• TASK TO COMPLETE
Images are to be left out; everything else in the records gets copied exactly.

(EXERCISE DATA Opens)

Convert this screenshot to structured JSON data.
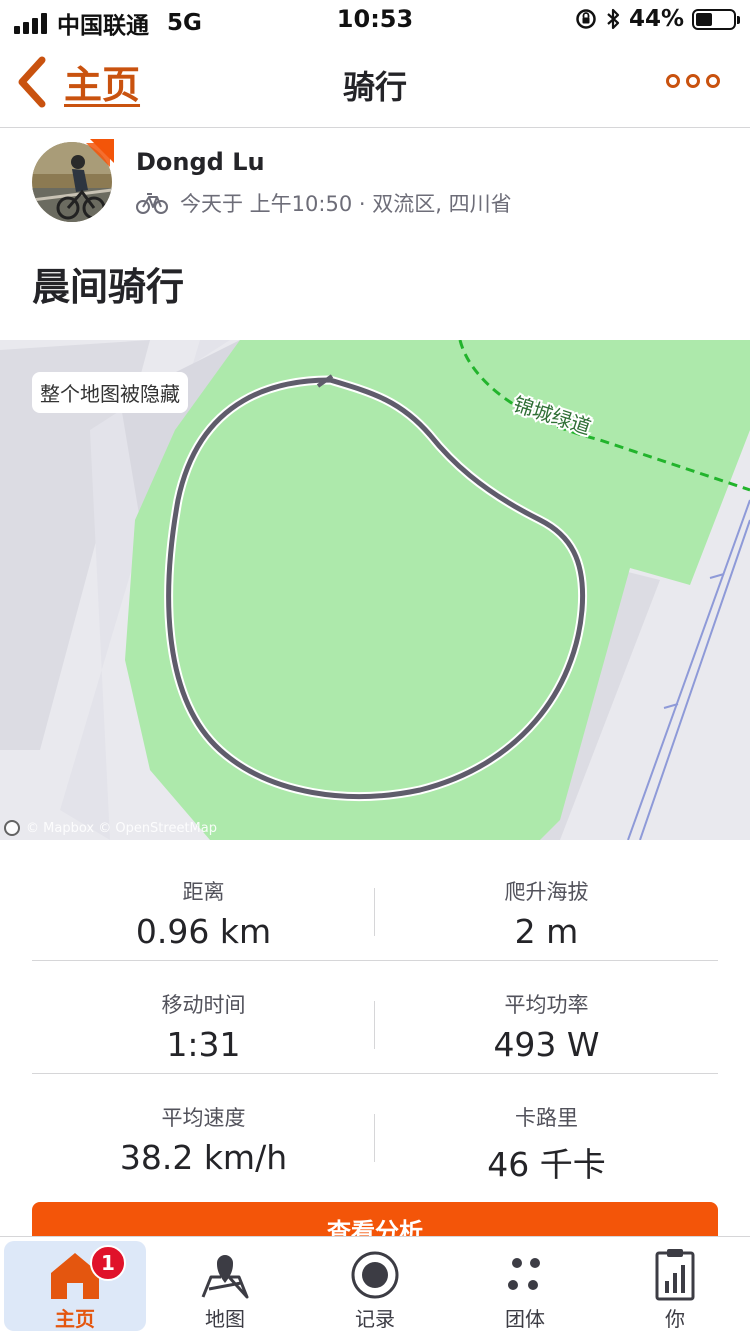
{
  "status_bar": {
    "carrier": "中国联通",
    "network": "5G",
    "time": "10:53",
    "battery": "44%",
    "battery_level": 0.44
  },
  "nav": {
    "back_label": "主页",
    "title": "骑行"
  },
  "activity": {
    "athlete_name": "Dongd Lu",
    "meta": "今天于 上午10:50 · 双流区, 四川省",
    "title": "晨间骑行"
  },
  "map": {
    "hidden_label": "整个地图被隐藏",
    "trail_label": "锦城绿道",
    "credit": "© Mapbox © OpenStreetMap"
  },
  "stats": [
    {
      "left": {
        "label": "距离",
        "value": "0.96 km"
      },
      "right": {
        "label": "爬升海拔",
        "value": "2 m"
      }
    },
    {
      "left": {
        "label": "移动时间",
        "value": "1:31"
      },
      "right": {
        "label": "平均功率",
        "value": "493 W"
      }
    },
    {
      "left": {
        "label": "平均速度",
        "value": "38.2 km/h"
      },
      "right": {
        "label": "卡路里",
        "value": "46 千卡"
      }
    }
  ],
  "analysis_button": "查看分析",
  "tabs": [
    {
      "label": "主页",
      "badge": "1"
    },
    {
      "label": "地图"
    },
    {
      "label": "记录"
    },
    {
      "label": "团体"
    },
    {
      "label": "你"
    }
  ],
  "colors": {
    "accent": "#f35509",
    "brand_dark": "#c9520f",
    "map_green": "#ade9ab",
    "route": "#5f5c6b"
  }
}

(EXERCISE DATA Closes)

• SOLVED PROBLEM
Convert this screenshot to structured JSON data.
{
  "status_bar": {
    "carrier": "中国联通",
    "network": "5G",
    "time": "10:53",
    "battery": "44%",
    "battery_level": 0.44
  },
  "nav": {
    "back_label": "主页",
    "title": "骑行"
  },
  "activity": {
    "athlete_name": "Dongd Lu",
    "meta": "今天于 上午10:50 · 双流区, 四川省",
    "title": "晨间骑行"
  },
  "map": {
    "hidden_label": "整个地图被隐藏",
    "trail_label": "锦城绿道",
    "credit": "© Mapbox © OpenStreetMap"
  },
  "stats": [
    {
      "left": {
        "label": "距离",
        "value": "0.96 km"
      },
      "right": {
        "label": "爬升海拔",
        "value": "2 m"
      }
    },
    {
      "left": {
        "label": "移动时间",
        "value": "1:31"
      },
      "right": {
        "label": "平均功率",
        "value": "493 W"
      }
    },
    {
      "left": {
        "label": "平均速度",
        "value": "38.2 km/h"
      },
      "right": {
        "label": "卡路里",
        "value": "46 千卡"
      }
    }
  ],
  "analysis_button": "查看分析",
  "tabs": [
    {
      "label": "主页",
      "badge": "1"
    },
    {
      "label": "地图"
    },
    {
      "label": "记录"
    },
    {
      "label": "团体"
    },
    {
      "label": "你"
    }
  ],
  "colors": {
    "accent": "#f35509",
    "brand_dark": "#c9520f",
    "map_green": "#ade9ab",
    "route": "#5f5c6b"
  }
}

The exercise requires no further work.